Data records:
*** Begin section ***

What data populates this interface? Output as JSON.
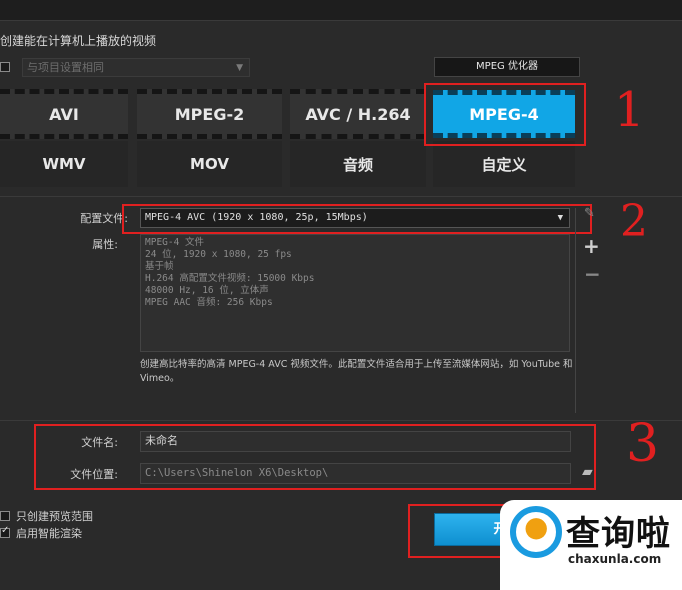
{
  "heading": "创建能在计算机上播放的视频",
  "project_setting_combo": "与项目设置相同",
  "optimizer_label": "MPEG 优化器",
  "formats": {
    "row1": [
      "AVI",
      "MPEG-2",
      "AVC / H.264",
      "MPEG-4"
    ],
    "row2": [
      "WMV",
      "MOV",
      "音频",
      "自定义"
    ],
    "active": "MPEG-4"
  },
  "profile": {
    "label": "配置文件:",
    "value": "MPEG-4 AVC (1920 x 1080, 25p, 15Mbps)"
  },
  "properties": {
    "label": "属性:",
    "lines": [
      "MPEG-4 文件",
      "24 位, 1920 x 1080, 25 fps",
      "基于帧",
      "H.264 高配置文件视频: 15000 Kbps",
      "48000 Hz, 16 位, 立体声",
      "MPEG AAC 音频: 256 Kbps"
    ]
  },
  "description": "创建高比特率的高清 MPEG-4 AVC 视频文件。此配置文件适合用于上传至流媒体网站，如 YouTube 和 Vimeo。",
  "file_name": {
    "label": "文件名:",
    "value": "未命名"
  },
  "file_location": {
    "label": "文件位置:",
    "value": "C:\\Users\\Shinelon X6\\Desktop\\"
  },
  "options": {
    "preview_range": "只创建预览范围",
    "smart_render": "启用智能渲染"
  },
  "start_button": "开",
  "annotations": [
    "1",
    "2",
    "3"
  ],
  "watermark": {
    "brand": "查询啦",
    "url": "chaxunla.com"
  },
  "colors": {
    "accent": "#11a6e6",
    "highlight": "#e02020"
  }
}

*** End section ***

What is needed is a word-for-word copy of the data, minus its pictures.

OUTPUT FOR THIS TASK:
What data populates this interface? Output as JSON.
{
  "heading": "创建能在计算机上播放的视频",
  "project_setting_combo": "与项目设置相同",
  "optimizer_label": "MPEG 优化器",
  "formats": {
    "row1": [
      "AVI",
      "MPEG-2",
      "AVC / H.264",
      "MPEG-4"
    ],
    "row2": [
      "WMV",
      "MOV",
      "音频",
      "自定义"
    ],
    "active": "MPEG-4"
  },
  "profile": {
    "label": "配置文件:",
    "value": "MPEG-4 AVC (1920 x 1080, 25p, 15Mbps)"
  },
  "properties": {
    "label": "属性:",
    "lines": [
      "MPEG-4 文件",
      "24 位, 1920 x 1080, 25 fps",
      "基于帧",
      "H.264 高配置文件视频: 15000 Kbps",
      "48000 Hz, 16 位, 立体声",
      "MPEG AAC 音频: 256 Kbps"
    ]
  },
  "description": "创建高比特率的高清 MPEG-4 AVC 视频文件。此配置文件适合用于上传至流媒体网站，如 YouTube 和 Vimeo。",
  "file_name": {
    "label": "文件名:",
    "value": "未命名"
  },
  "file_location": {
    "label": "文件位置:",
    "value": "C:\\Users\\Shinelon X6\\Desktop\\"
  },
  "options": {
    "preview_range": "只创建预览范围",
    "smart_render": "启用智能渲染"
  },
  "start_button": "开",
  "annotations": [
    "1",
    "2",
    "3"
  ],
  "watermark": {
    "brand": "查询啦",
    "url": "chaxunla.com"
  },
  "colors": {
    "accent": "#11a6e6",
    "highlight": "#e02020"
  }
}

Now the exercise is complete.